If you haven’t recently and are able, also consider taking a long vacation. 1 week isn’t long enough - try to sneak away for 2 weeks and give yourself some time to do some soul searching. Usually on a 1 week trip I find by the time I’m done sight seeing I’m already checking work emails and preparing myself for the Monday I go back.
Once upon a time three stone masons were asked, one after the other, what they were doing. The first, without looking up, answered, “Earning my living.” The second replied, “I am shaping this stone to pattern.” The third lifted his eyes and said, “I am building a Cathedral.” So it is with the men of the law at labor before the Court. The attitude and preparation of some show that they have no conception of their effort higher than to make a living. Others are dutiful but uninspired in trying to shape their little cases to a winning pattern. But it lifts up the heart of a judge when an advocate stands at the bar who knows that he is building a Cathedral.”
It sounds like you are burned out and need a new challenge or growth.
A) Switch industries or switch from corporate to consultancy. But if you switch to consultancy you may be bored in 5 years again.
B) Look into advancing your career/position at your current company. The natural progression is to move on to management, director level, etc. If it’s not possible or it’s not going to happen anytime soon then look for that position at a different company but same industry.
Lastly write down the pros and cons of your current job. Then write the (assumed) pros and cons of your ideal job. After 10 years you should be able to pin point what is lacking from your professional life now and hopefully design a path for your ideal career path for the next 5-10-20 years. After you have made a plan then make a smooth transition without burning any bridges. It’s hard to give a good recommendation of somebody that just walks away.
But yes, iab, I share your frustration with parables, too. Just because the first mason said “earning my living” doesn’t mean he isn’t “Earning my living so that my family may have food and shelter they need to survive.” It’s dangerous to assume that only those who voice it, are the ones who can see the forest through the trees. Some people just want to get their work done because that’s what they prefer to do.

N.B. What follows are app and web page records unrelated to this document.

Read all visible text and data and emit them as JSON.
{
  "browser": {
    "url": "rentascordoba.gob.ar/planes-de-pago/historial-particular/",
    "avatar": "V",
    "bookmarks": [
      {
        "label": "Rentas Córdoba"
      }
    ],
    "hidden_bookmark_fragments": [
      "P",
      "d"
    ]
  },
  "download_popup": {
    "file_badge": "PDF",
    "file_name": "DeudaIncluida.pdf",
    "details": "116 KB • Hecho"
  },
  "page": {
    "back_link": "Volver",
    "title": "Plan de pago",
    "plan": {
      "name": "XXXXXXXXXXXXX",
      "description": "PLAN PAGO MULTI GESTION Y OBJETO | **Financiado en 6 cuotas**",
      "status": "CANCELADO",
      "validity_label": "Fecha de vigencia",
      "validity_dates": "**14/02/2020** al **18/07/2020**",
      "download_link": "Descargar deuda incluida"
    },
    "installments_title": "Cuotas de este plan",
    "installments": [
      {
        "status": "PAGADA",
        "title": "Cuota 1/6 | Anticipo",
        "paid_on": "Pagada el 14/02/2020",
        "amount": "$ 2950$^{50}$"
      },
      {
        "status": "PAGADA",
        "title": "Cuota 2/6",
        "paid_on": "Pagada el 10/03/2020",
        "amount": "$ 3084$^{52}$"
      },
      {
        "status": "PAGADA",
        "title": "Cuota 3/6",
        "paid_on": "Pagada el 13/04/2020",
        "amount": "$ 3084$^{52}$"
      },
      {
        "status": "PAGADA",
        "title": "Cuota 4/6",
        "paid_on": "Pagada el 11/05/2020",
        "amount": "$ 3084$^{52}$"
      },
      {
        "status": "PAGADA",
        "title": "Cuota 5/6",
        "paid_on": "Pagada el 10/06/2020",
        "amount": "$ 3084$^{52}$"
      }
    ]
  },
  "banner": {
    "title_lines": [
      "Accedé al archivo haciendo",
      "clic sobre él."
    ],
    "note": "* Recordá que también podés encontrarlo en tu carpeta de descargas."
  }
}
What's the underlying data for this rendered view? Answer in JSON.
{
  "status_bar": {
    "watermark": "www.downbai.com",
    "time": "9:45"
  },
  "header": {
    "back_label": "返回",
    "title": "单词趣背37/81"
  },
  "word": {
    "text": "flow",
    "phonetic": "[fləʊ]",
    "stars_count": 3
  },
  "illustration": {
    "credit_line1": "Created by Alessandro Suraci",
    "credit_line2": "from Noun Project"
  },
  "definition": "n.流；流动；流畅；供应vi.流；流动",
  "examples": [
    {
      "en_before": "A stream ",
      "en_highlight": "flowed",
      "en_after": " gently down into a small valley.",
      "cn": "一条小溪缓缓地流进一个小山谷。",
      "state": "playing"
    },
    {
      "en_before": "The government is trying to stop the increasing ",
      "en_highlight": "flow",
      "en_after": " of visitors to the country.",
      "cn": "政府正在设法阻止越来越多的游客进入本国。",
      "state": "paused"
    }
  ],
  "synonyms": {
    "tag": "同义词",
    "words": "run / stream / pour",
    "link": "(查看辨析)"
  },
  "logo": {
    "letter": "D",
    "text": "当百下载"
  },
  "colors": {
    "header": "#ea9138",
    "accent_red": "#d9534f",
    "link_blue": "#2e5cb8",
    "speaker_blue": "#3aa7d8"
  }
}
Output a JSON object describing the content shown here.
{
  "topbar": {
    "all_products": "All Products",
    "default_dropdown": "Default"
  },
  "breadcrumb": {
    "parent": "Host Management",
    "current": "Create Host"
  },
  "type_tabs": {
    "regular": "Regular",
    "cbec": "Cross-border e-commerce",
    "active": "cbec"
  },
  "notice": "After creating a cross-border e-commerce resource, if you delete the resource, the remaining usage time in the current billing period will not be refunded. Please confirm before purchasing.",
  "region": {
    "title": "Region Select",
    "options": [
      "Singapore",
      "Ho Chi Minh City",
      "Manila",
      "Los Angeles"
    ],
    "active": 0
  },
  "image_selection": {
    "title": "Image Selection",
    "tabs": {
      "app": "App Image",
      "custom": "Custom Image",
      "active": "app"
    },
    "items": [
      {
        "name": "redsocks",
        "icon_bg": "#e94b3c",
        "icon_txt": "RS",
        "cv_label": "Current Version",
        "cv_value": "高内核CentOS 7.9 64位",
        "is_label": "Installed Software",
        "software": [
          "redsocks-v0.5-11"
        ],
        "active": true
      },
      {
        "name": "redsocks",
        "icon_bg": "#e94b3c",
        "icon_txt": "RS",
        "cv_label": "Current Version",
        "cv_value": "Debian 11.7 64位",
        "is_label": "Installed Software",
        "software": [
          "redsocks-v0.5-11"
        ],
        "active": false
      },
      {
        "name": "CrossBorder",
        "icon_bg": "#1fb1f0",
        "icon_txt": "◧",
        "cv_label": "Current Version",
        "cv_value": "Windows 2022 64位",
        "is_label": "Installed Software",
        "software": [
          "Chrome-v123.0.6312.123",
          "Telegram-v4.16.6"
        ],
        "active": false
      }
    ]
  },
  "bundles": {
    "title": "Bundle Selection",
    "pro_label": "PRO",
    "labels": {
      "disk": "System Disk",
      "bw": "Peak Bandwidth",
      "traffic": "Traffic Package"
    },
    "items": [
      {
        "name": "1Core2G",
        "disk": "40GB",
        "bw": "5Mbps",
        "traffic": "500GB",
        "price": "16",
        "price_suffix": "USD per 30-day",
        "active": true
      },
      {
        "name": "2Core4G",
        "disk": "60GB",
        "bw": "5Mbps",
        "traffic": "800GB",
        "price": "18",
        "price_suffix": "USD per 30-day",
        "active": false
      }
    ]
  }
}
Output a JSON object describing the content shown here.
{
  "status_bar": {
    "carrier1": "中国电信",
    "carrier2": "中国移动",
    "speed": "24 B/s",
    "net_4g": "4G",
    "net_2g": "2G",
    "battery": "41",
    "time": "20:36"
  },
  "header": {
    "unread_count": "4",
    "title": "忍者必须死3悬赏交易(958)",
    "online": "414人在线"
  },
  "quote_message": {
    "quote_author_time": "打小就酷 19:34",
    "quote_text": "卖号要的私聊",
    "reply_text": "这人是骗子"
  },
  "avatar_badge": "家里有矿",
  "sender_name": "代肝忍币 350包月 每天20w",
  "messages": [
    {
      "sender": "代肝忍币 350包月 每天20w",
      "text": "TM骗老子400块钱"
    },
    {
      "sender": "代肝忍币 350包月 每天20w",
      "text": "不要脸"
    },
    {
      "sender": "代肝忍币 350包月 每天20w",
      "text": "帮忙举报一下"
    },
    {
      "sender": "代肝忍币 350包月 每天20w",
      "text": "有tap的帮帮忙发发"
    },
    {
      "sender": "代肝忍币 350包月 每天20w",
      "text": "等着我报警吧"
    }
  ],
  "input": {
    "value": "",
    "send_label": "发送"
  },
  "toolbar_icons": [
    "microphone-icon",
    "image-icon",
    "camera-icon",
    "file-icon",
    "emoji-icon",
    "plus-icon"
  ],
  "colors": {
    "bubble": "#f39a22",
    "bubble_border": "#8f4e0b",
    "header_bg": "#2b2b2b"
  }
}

To the OP, there’s some really good insight and advice here. We’ve all been there before, and it sounds like a change of scenery would do you well. It could be a part-time hobby, it could be a cross-country move. But, it’s up to you to determine. Best of luck.